WORK ITEM: Return the records as they stand. No picture is to be included.

Data records for software interfaces:
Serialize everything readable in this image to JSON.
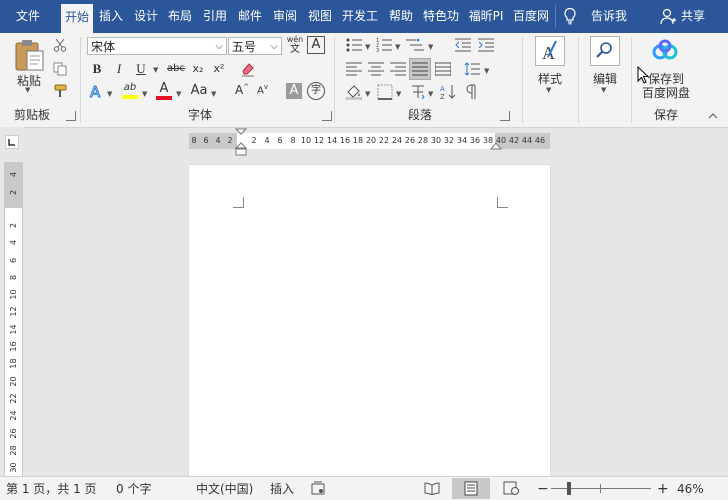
{
  "tabs": [
    {
      "label": "文件"
    },
    {
      "label": "开始"
    },
    {
      "label": "插入"
    },
    {
      "label": "设计"
    },
    {
      "label": "布局"
    },
    {
      "label": "引用"
    },
    {
      "label": "邮件"
    },
    {
      "label": "审阅"
    },
    {
      "label": "视图"
    },
    {
      "label": "开发工"
    },
    {
      "label": "帮助"
    },
    {
      "label": "特色功"
    },
    {
      "label": "福昕PI"
    },
    {
      "label": "百度网"
    }
  ],
  "tellme": "告诉我",
  "share": "共享",
  "ribbon": {
    "clipboard": {
      "label": "剪贴板",
      "paste": "粘贴"
    },
    "font": {
      "label": "字体",
      "font_name": "宋体",
      "font_size": "五号",
      "wen_top": "wén",
      "wen_bottom": "文",
      "bold": "B",
      "italic": "I",
      "underline": "U",
      "strike": "abc",
      "subscript": "x₂",
      "superscript": "x²",
      "highlight": "ab",
      "fontcolor": "A",
      "changecase": "Aa",
      "grow": "A",
      "shrink": "A",
      "char_shading": "A",
      "enclose": "字",
      "text_effect": "A"
    },
    "paragraph": {
      "label": "段落"
    },
    "styles": {
      "label": "样式"
    },
    "editing": {
      "label": "编辑"
    },
    "save": {
      "label": "保存",
      "button_line1": "保存到",
      "button_line2": "百度网盘"
    }
  },
  "ruler": {
    "h_left": [
      "8",
      "6",
      "4",
      "2"
    ],
    "h_main": [
      "2",
      "4",
      "6",
      "8",
      "10",
      "12",
      "14",
      "16",
      "18",
      "20",
      "22",
      "24",
      "26",
      "28",
      "30",
      "32",
      "34",
      "36",
      "38"
    ],
    "h_right": [
      "40",
      "42",
      "44",
      "46"
    ],
    "v_top": [
      "4",
      "2"
    ],
    "v_main": [
      "2",
      "4",
      "6",
      "8",
      "10",
      "12",
      "14",
      "16",
      "18",
      "20",
      "22",
      "24",
      "26",
      "28",
      "30"
    ]
  },
  "status": {
    "page": "第 1 页，共 1 页",
    "words": "0 个字",
    "language": "中文(中国)",
    "mode": "插入",
    "zoom_minus": "−",
    "zoom_plus": "+",
    "zoom": "46%"
  },
  "colors": {
    "brand": "#2b579a",
    "highlight": "#ffff00",
    "font_red": "#e81123",
    "baidu_blue": "#2f9bff"
  }
}
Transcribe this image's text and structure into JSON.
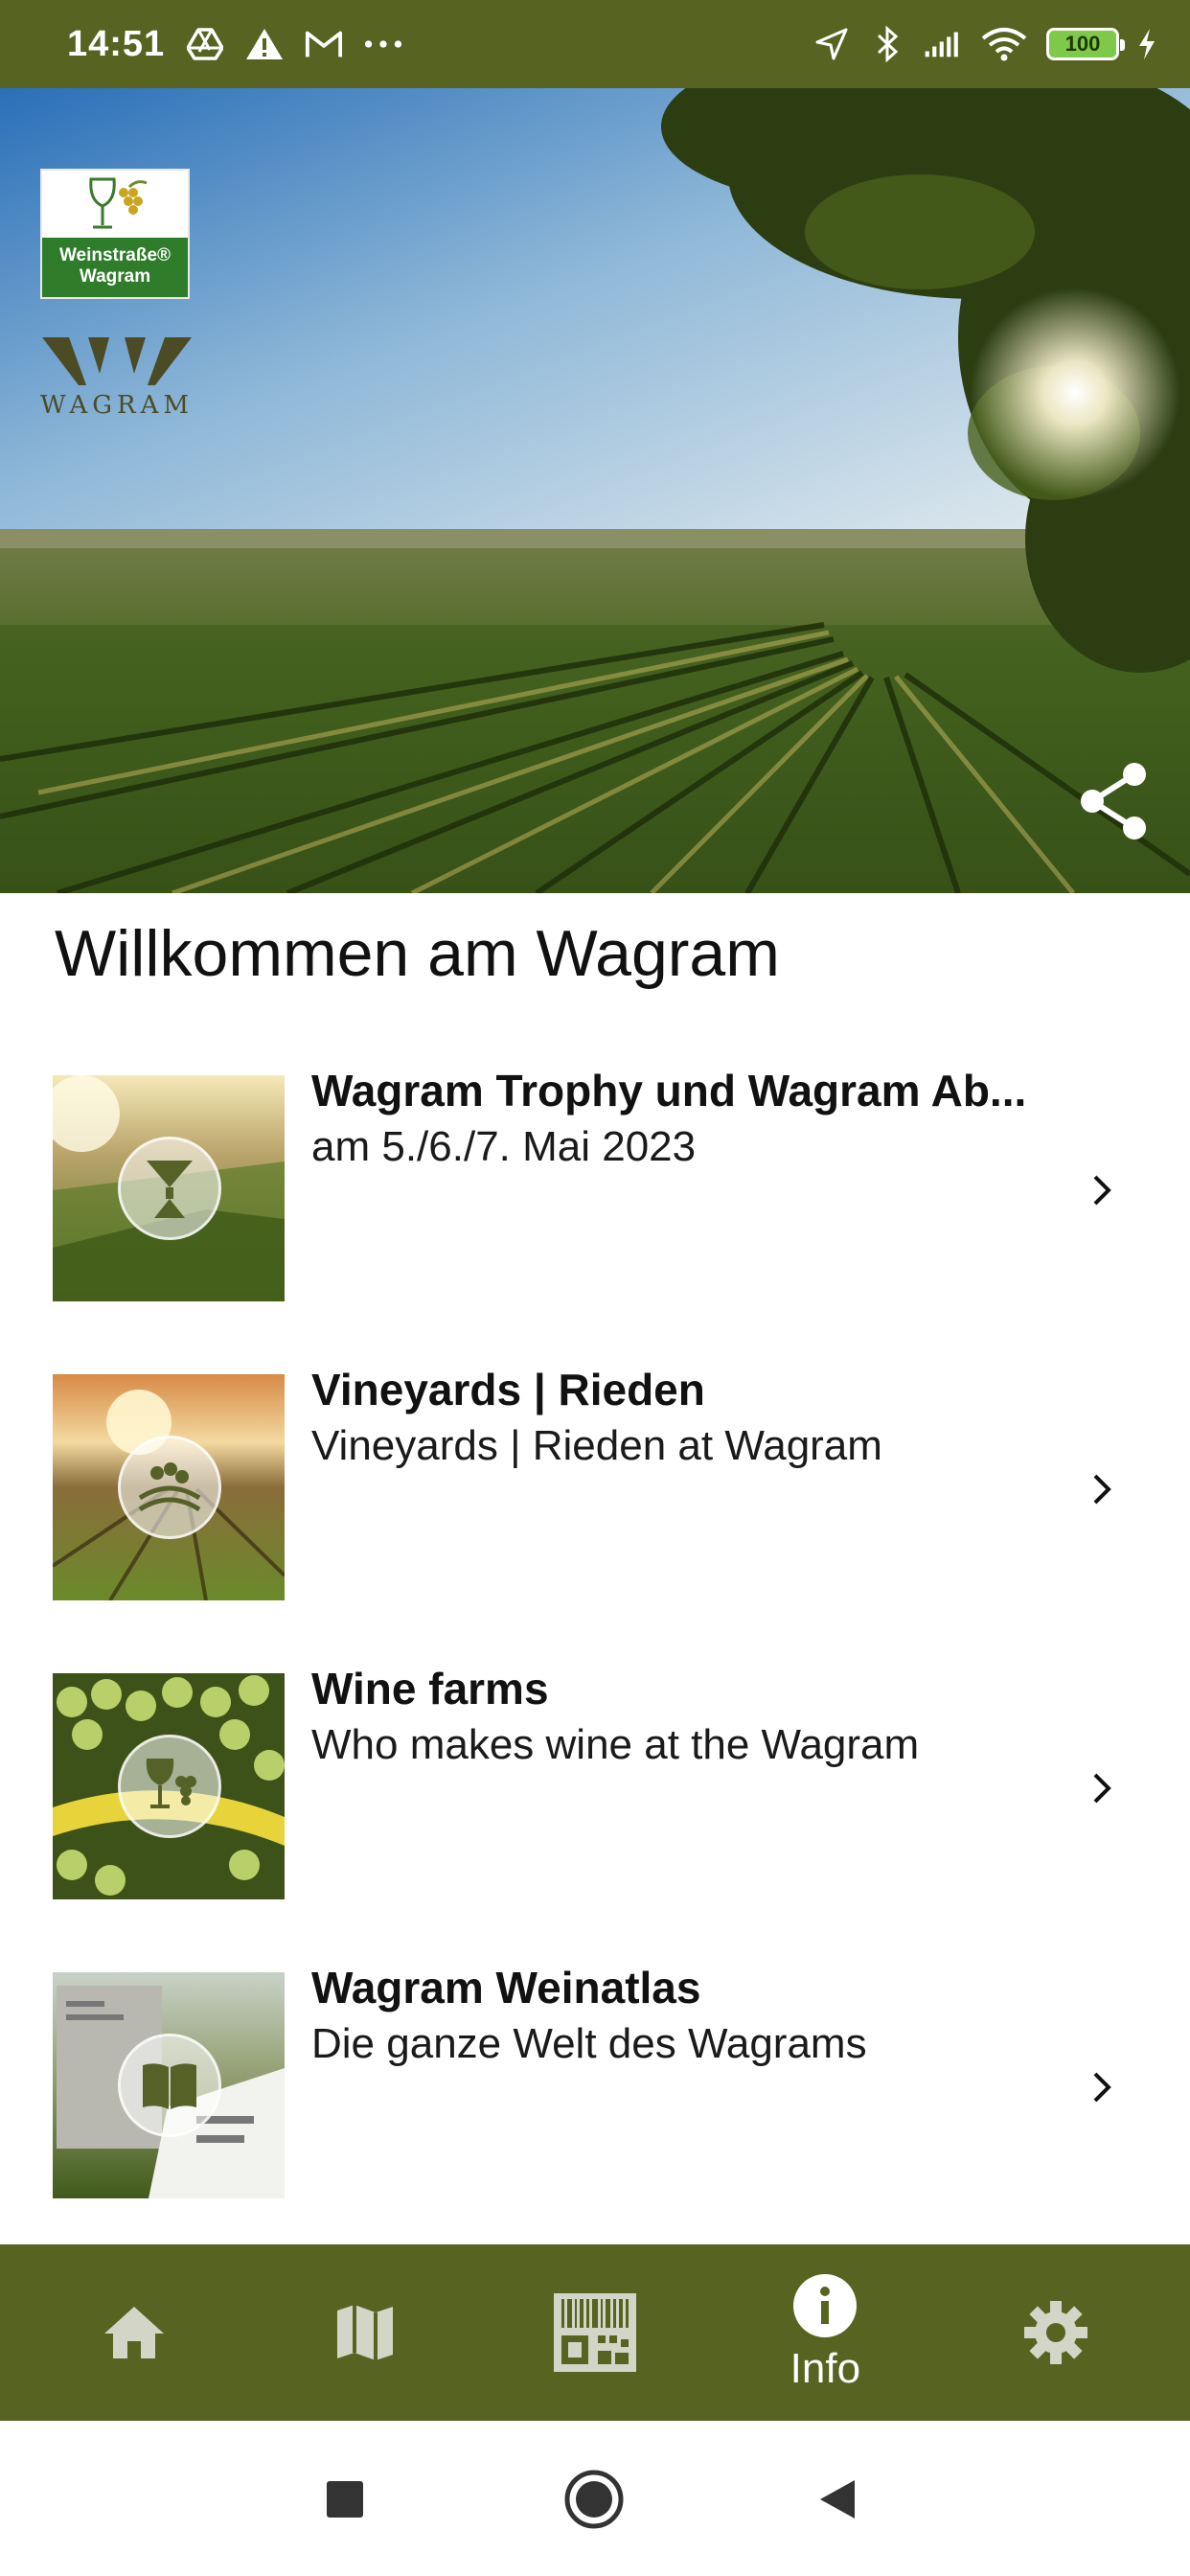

EXERCISE RESPONSE:
Serialize everything readable in this image to JSON.
{
  "tabs": [
    {
      "label": "文件"
    },
    {
      "label": "开始"
    },
    {
      "label": "插入"
    },
    {
      "label": "设计"
    },
    {
      "label": "布局"
    },
    {
      "label": "引用"
    },
    {
      "label": "邮件"
    },
    {
      "label": "审阅"
    },
    {
      "label": "视图"
    },
    {
      "label": "开发工"
    },
    {
      "label": "帮助"
    },
    {
      "label": "特色功"
    },
    {
      "label": "福昕PI"
    },
    {
      "label": "百度网"
    }
  ],
  "tellme": "告诉我",
  "share": "共享",
  "ribbon": {
    "clipboard": {
      "label": "剪贴板",
      "paste": "粘贴"
    },
    "font": {
      "label": "字体",
      "font_name": "宋体",
      "font_size": "五号",
      "wen_top": "wén",
      "wen_bottom": "文",
      "bold": "B",
      "italic": "I",
      "underline": "U",
      "strike": "abc",
      "subscript": "x₂",
      "superscript": "x²",
      "highlight": "ab",
      "fontcolor": "A",
      "changecase": "Aa",
      "grow": "A",
      "shrink": "A",
      "char_shading": "A",
      "enclose": "字",
      "text_effect": "A"
    },
    "paragraph": {
      "label": "段落"
    },
    "styles": {
      "label": "样式"
    },
    "editing": {
      "label": "编辑"
    },
    "save": {
      "label": "保存",
      "button_line1": "保存到",
      "button_line2": "百度网盘"
    }
  },
  "ruler": {
    "h_left": [
      "8",
      "6",
      "4",
      "2"
    ],
    "h_main": [
      "2",
      "4",
      "6",
      "8",
      "10",
      "12",
      "14",
      "16",
      "18",
      "20",
      "22",
      "24",
      "26",
      "28",
      "30",
      "32",
      "34",
      "36",
      "38"
    ],
    "h_right": [
      "40",
      "42",
      "44",
      "46"
    ],
    "v_top": [
      "4",
      "2"
    ],
    "v_main": [
      "2",
      "4",
      "6",
      "8",
      "10",
      "12",
      "14",
      "16",
      "18",
      "20",
      "22",
      "24",
      "26",
      "28",
      "30"
    ]
  },
  "status": {
    "page": "第 1 页，共 1 页",
    "words": "0 个字",
    "language": "中文(中国)",
    "mode": "插入",
    "zoom_minus": "−",
    "zoom_plus": "+",
    "zoom": "46%"
  },
  "colors": {
    "brand": "#2b579a",
    "highlight": "#ffff00",
    "font_red": "#e81123",
    "baidu_blue": "#2f9bff"
  }
}
Transcribe this image's text and structure into JSON.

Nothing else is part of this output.